Most curb bits have some degree of port, which is to say an elevated curve in the middle of the mouthpiece. The port makes room for the horse’s tongue to rise up when the bit is engaged, thus putting less pressure over the middle of the tongue and more pressure over the bars. Ports vary in shape by how high they are – a low port puts more pressure over the tongue, but has more clearance for the palate, while a high port gives more room to the tongue, but has a greater danger of interfering with the palate.

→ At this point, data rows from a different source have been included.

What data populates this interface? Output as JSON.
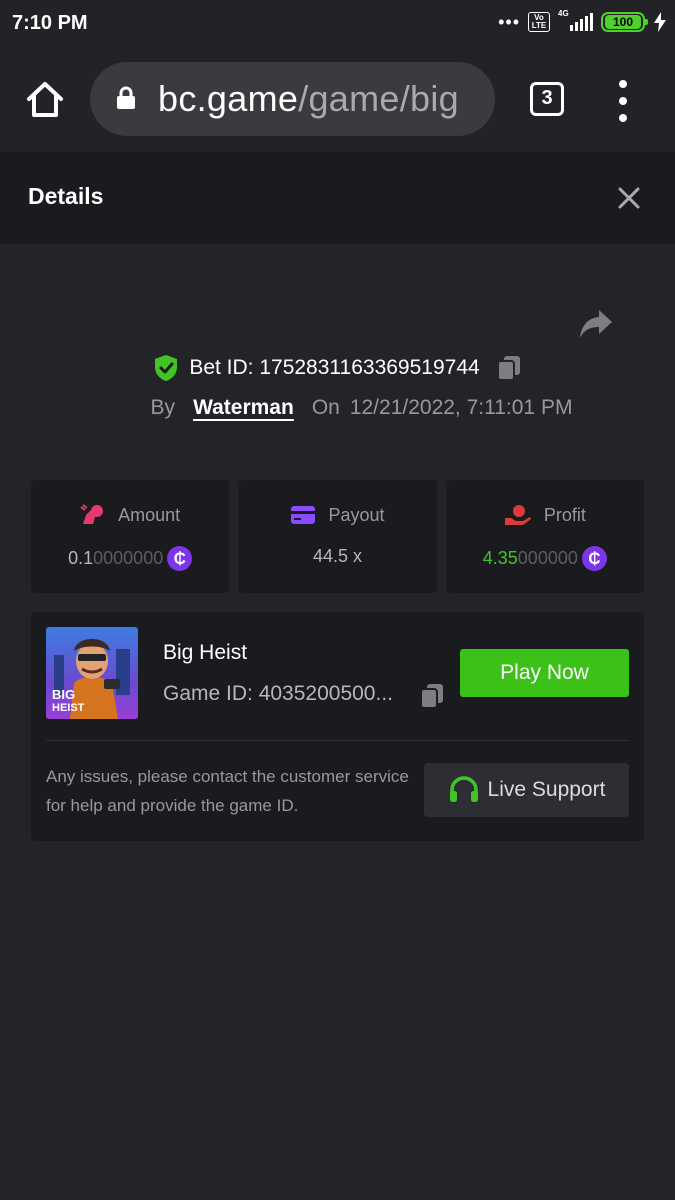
{
  "status_bar": {
    "time": "7:10 PM",
    "volte_label": "Vo LTE",
    "network_label": "4G",
    "battery_level": "100"
  },
  "browser": {
    "url_host": "bc.game",
    "url_path": "/game/big",
    "tab_count": "3"
  },
  "panel": {
    "title": "Details"
  },
  "bet": {
    "bet_id_label": "Bet ID: 1752831163369519744",
    "by_label": "By",
    "username": "Waterman",
    "on_label": "On",
    "datetime": "12/21/2022, 7:11:01 PM"
  },
  "stats": {
    "amount_label": "Amount",
    "amount_main": "0.1",
    "amount_trailing": "0000000",
    "payout_label": "Payout",
    "payout_value": "44.5 x",
    "profit_label": "Profit",
    "profit_main": "4.35",
    "profit_trailing": "000000",
    "coin_symbol": "₵"
  },
  "game": {
    "name": "Big Heist",
    "thumb_text_line1": "BIG",
    "thumb_text_line2": "HEIST",
    "game_id_label": "Game ID: 4035200500...",
    "play_label": "Play Now",
    "help_text": "Any issues, please contact the customer service for help and provide the game ID.",
    "support_label": "Live Support"
  },
  "colors": {
    "accent_green": "#3bc117",
    "profit_green": "#42c524",
    "coin_purple": "#7c35e8",
    "amount_pink": "#e63a6c",
    "payout_purple": "#8a4bff",
    "profit_red": "#e0393b"
  },
  "icons": [
    "home-icon",
    "lock-icon",
    "tabs-icon",
    "more-vert-icon",
    "close-icon",
    "share-icon",
    "shield-check-icon",
    "copy-icon",
    "amount-icon",
    "payout-card-icon",
    "profit-hand-icon",
    "coin-icon",
    "headset-icon"
  ]
}
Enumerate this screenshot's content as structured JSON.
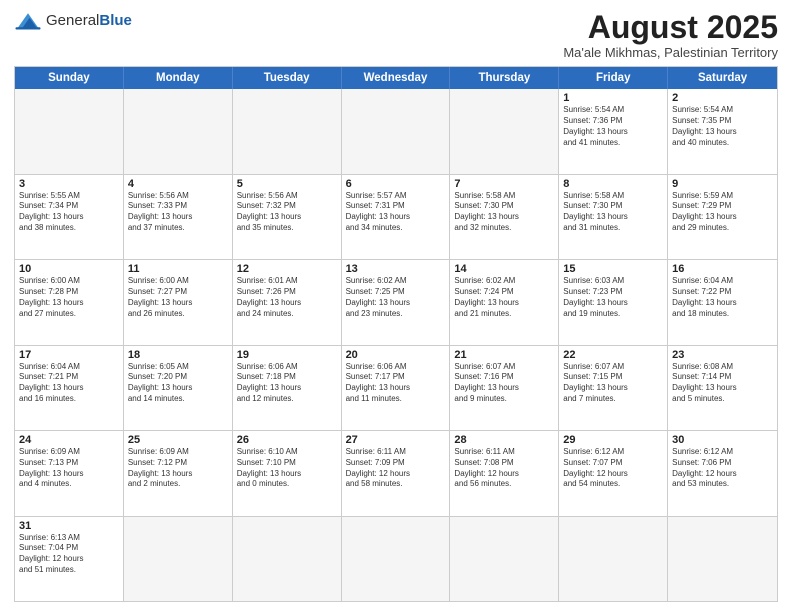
{
  "header": {
    "logo_general": "General",
    "logo_blue": "Blue",
    "title": "August 2025",
    "location": "Ma'ale Mikhmas, Palestinian Territory"
  },
  "calendar": {
    "days_of_week": [
      "Sunday",
      "Monday",
      "Tuesday",
      "Wednesday",
      "Thursday",
      "Friday",
      "Saturday"
    ],
    "rows": [
      [
        {
          "num": "",
          "info": ""
        },
        {
          "num": "",
          "info": ""
        },
        {
          "num": "",
          "info": ""
        },
        {
          "num": "",
          "info": ""
        },
        {
          "num": "",
          "info": ""
        },
        {
          "num": "1",
          "info": "Sunrise: 5:54 AM\nSunset: 7:36 PM\nDaylight: 13 hours\nand 41 minutes."
        },
        {
          "num": "2",
          "info": "Sunrise: 5:54 AM\nSunset: 7:35 PM\nDaylight: 13 hours\nand 40 minutes."
        }
      ],
      [
        {
          "num": "3",
          "info": "Sunrise: 5:55 AM\nSunset: 7:34 PM\nDaylight: 13 hours\nand 38 minutes."
        },
        {
          "num": "4",
          "info": "Sunrise: 5:56 AM\nSunset: 7:33 PM\nDaylight: 13 hours\nand 37 minutes."
        },
        {
          "num": "5",
          "info": "Sunrise: 5:56 AM\nSunset: 7:32 PM\nDaylight: 13 hours\nand 35 minutes."
        },
        {
          "num": "6",
          "info": "Sunrise: 5:57 AM\nSunset: 7:31 PM\nDaylight: 13 hours\nand 34 minutes."
        },
        {
          "num": "7",
          "info": "Sunrise: 5:58 AM\nSunset: 7:30 PM\nDaylight: 13 hours\nand 32 minutes."
        },
        {
          "num": "8",
          "info": "Sunrise: 5:58 AM\nSunset: 7:30 PM\nDaylight: 13 hours\nand 31 minutes."
        },
        {
          "num": "9",
          "info": "Sunrise: 5:59 AM\nSunset: 7:29 PM\nDaylight: 13 hours\nand 29 minutes."
        }
      ],
      [
        {
          "num": "10",
          "info": "Sunrise: 6:00 AM\nSunset: 7:28 PM\nDaylight: 13 hours\nand 27 minutes."
        },
        {
          "num": "11",
          "info": "Sunrise: 6:00 AM\nSunset: 7:27 PM\nDaylight: 13 hours\nand 26 minutes."
        },
        {
          "num": "12",
          "info": "Sunrise: 6:01 AM\nSunset: 7:26 PM\nDaylight: 13 hours\nand 24 minutes."
        },
        {
          "num": "13",
          "info": "Sunrise: 6:02 AM\nSunset: 7:25 PM\nDaylight: 13 hours\nand 23 minutes."
        },
        {
          "num": "14",
          "info": "Sunrise: 6:02 AM\nSunset: 7:24 PM\nDaylight: 13 hours\nand 21 minutes."
        },
        {
          "num": "15",
          "info": "Sunrise: 6:03 AM\nSunset: 7:23 PM\nDaylight: 13 hours\nand 19 minutes."
        },
        {
          "num": "16",
          "info": "Sunrise: 6:04 AM\nSunset: 7:22 PM\nDaylight: 13 hours\nand 18 minutes."
        }
      ],
      [
        {
          "num": "17",
          "info": "Sunrise: 6:04 AM\nSunset: 7:21 PM\nDaylight: 13 hours\nand 16 minutes."
        },
        {
          "num": "18",
          "info": "Sunrise: 6:05 AM\nSunset: 7:20 PM\nDaylight: 13 hours\nand 14 minutes."
        },
        {
          "num": "19",
          "info": "Sunrise: 6:06 AM\nSunset: 7:18 PM\nDaylight: 13 hours\nand 12 minutes."
        },
        {
          "num": "20",
          "info": "Sunrise: 6:06 AM\nSunset: 7:17 PM\nDaylight: 13 hours\nand 11 minutes."
        },
        {
          "num": "21",
          "info": "Sunrise: 6:07 AM\nSunset: 7:16 PM\nDaylight: 13 hours\nand 9 minutes."
        },
        {
          "num": "22",
          "info": "Sunrise: 6:07 AM\nSunset: 7:15 PM\nDaylight: 13 hours\nand 7 minutes."
        },
        {
          "num": "23",
          "info": "Sunrise: 6:08 AM\nSunset: 7:14 PM\nDaylight: 13 hours\nand 5 minutes."
        }
      ],
      [
        {
          "num": "24",
          "info": "Sunrise: 6:09 AM\nSunset: 7:13 PM\nDaylight: 13 hours\nand 4 minutes."
        },
        {
          "num": "25",
          "info": "Sunrise: 6:09 AM\nSunset: 7:12 PM\nDaylight: 13 hours\nand 2 minutes."
        },
        {
          "num": "26",
          "info": "Sunrise: 6:10 AM\nSunset: 7:10 PM\nDaylight: 13 hours\nand 0 minutes."
        },
        {
          "num": "27",
          "info": "Sunrise: 6:11 AM\nSunset: 7:09 PM\nDaylight: 12 hours\nand 58 minutes."
        },
        {
          "num": "28",
          "info": "Sunrise: 6:11 AM\nSunset: 7:08 PM\nDaylight: 12 hours\nand 56 minutes."
        },
        {
          "num": "29",
          "info": "Sunrise: 6:12 AM\nSunset: 7:07 PM\nDaylight: 12 hours\nand 54 minutes."
        },
        {
          "num": "30",
          "info": "Sunrise: 6:12 AM\nSunset: 7:06 PM\nDaylight: 12 hours\nand 53 minutes."
        }
      ],
      [
        {
          "num": "31",
          "info": "Sunrise: 6:13 AM\nSunset: 7:04 PM\nDaylight: 12 hours\nand 51 minutes."
        },
        {
          "num": "",
          "info": ""
        },
        {
          "num": "",
          "info": ""
        },
        {
          "num": "",
          "info": ""
        },
        {
          "num": "",
          "info": ""
        },
        {
          "num": "",
          "info": ""
        },
        {
          "num": "",
          "info": ""
        }
      ]
    ]
  }
}
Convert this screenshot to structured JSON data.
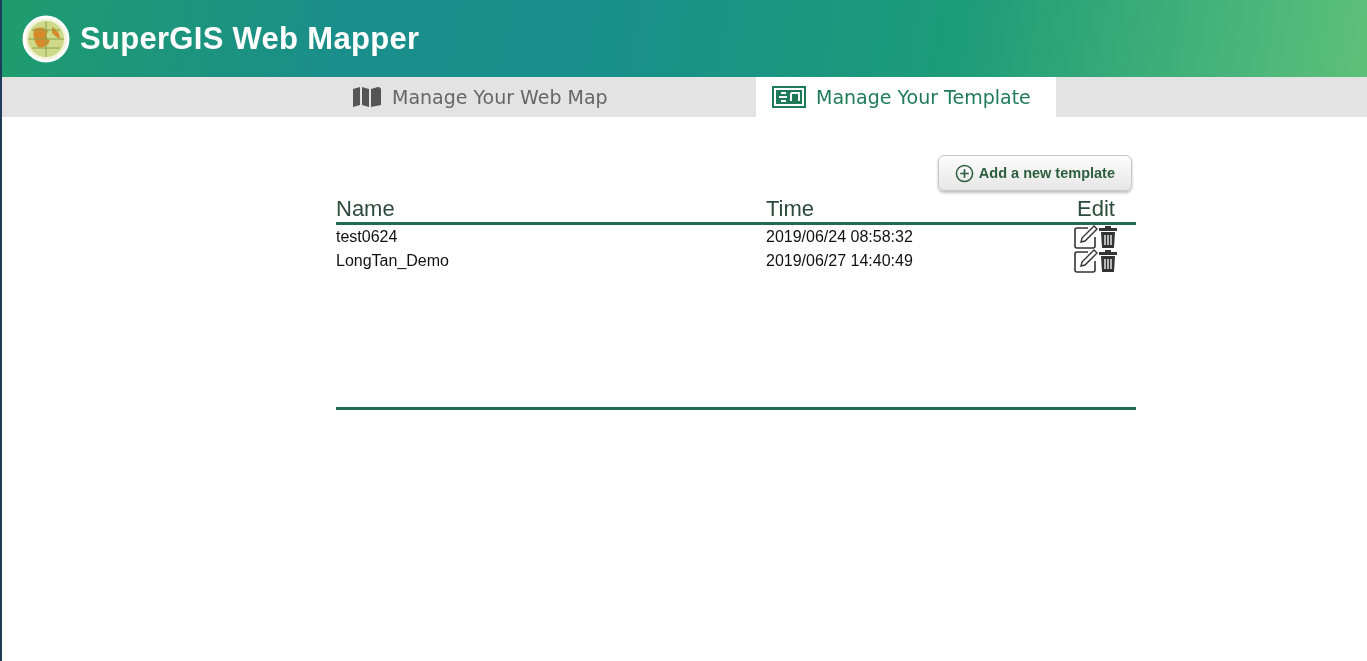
{
  "header": {
    "title": "SuperGIS Web Mapper"
  },
  "tabs": [
    {
      "label": "Manage Your Web Map",
      "kind": "map",
      "selected": false
    },
    {
      "label": "Manage Your Template",
      "kind": "template",
      "selected": true
    }
  ],
  "add_button": {
    "label": "Add a new template"
  },
  "table": {
    "columns": [
      "Name",
      "Time",
      "Edit"
    ],
    "rows": [
      {
        "name": "test0624",
        "time": "2019/06/24 08:58:32"
      },
      {
        "name": "LongTan_Demo",
        "time": "2019/06/27 14:40:49"
      }
    ]
  }
}
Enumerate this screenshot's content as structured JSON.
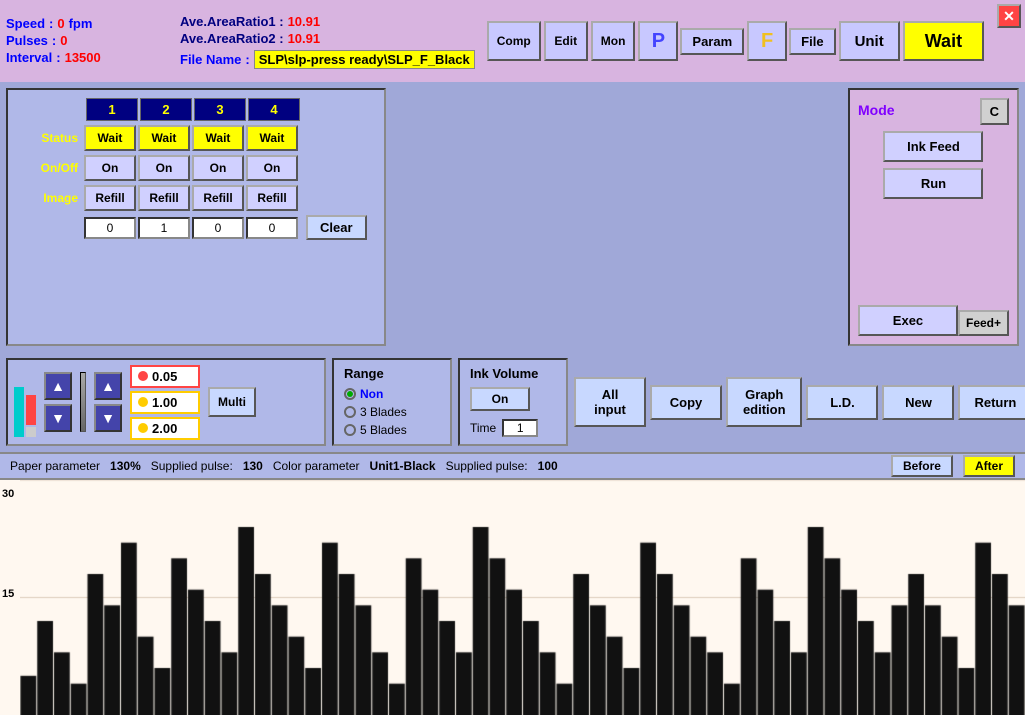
{
  "header": {
    "speed_label": "Speed",
    "speed_value": "0",
    "speed_unit": "fpm",
    "pulses_label": "Pulses",
    "pulses_value": "0",
    "interval_label": "Interval",
    "interval_value": "13500",
    "ratio1_label": "Ave.AreaRatio1 :",
    "ratio1_value": "10.91",
    "ratio2_label": "Ave.AreaRatio2 :",
    "ratio2_value": "10.91",
    "filename_label": "File Name",
    "filename_value": "SLP\\slp-press ready\\SLP_F_Black",
    "btn_comp": "Comp",
    "btn_edit": "Edit",
    "btn_mon": "Mon",
    "btn_p": "P",
    "btn_param": "Param",
    "btn_f": "F",
    "btn_file": "File",
    "btn_unit": "Unit",
    "btn_wait": "Wait",
    "btn_close": "✕"
  },
  "grid": {
    "col_headers": [
      "1",
      "2",
      "3",
      "4"
    ],
    "row_status_label": "Status",
    "row_onoff_label": "On/Off",
    "row_image_label": "Image",
    "status_cells": [
      "Wait",
      "Wait",
      "Wait",
      "Wait"
    ],
    "onoff_cells": [
      "On",
      "On",
      "On",
      "On"
    ],
    "image_cells": [
      "Refill",
      "Refill",
      "Refill",
      "Refill"
    ],
    "number_cells": [
      "0",
      "1",
      "0",
      "0"
    ],
    "clear_btn": "Clear"
  },
  "mode": {
    "title": "Mode",
    "c_btn": "C",
    "ink_feed_btn": "Ink Feed",
    "run_btn": "Run",
    "exec_btn": "Exec",
    "feed_btn": "Feed+"
  },
  "ink_controls": {
    "value1": "0.05",
    "value2": "1.00",
    "value3": "2.00",
    "multi_btn": "Multi"
  },
  "range": {
    "title": "Range",
    "options": [
      "Non",
      "3 Blades",
      "5 Blades"
    ],
    "selected": 0
  },
  "ink_volume": {
    "title": "Ink Volume",
    "on_btn": "On",
    "time_label": "Time",
    "time_value": "1"
  },
  "actions": {
    "all_input": "All input",
    "copy": "Copy",
    "graph_edition": "Graph edition",
    "ld": "L.D.",
    "new": "New",
    "return": "Return"
  },
  "status_bar": {
    "paper_param_label": "Paper parameter",
    "paper_param_value": "130%",
    "supplied_pulse_label": "Supplied pulse:",
    "supplied_pulse_value": "130",
    "color_param_label": "Color parameter",
    "color_param_value": "Unit1-Black",
    "supplied_pulse2_label": "Supplied pulse:",
    "supplied_pulse2_value": "100",
    "before_btn": "Before",
    "after_btn": "After"
  },
  "chart": {
    "label_30": "30",
    "label_15": "15",
    "bars": [
      5,
      12,
      8,
      4,
      18,
      14,
      22,
      10,
      6,
      20,
      16,
      12,
      8,
      24,
      18,
      14,
      10,
      6,
      22,
      18,
      14,
      8,
      4,
      20,
      16,
      12,
      8,
      24,
      20,
      16,
      12,
      8,
      4,
      18,
      14,
      10,
      6,
      22,
      18,
      14,
      10,
      8,
      4,
      20,
      16,
      12,
      8,
      24,
      20,
      16,
      12,
      8,
      14,
      18,
      14,
      10,
      6,
      22,
      18,
      14
    ]
  }
}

Most ports seek a compromise between these two effects, although one alternative is the forward angled port, or Conrad curb. Ports also vary in width, with the main consideration being the width of the tongue groove. On average, 34mm (1 1/2 inches) gives maximum tongue clearance, while still allowing the sides of the mouthpiece to lay comfortably on the bars (which are on either side of the tongue groove). Wide port curbs are made for horses that have particularly wide tongue grooves.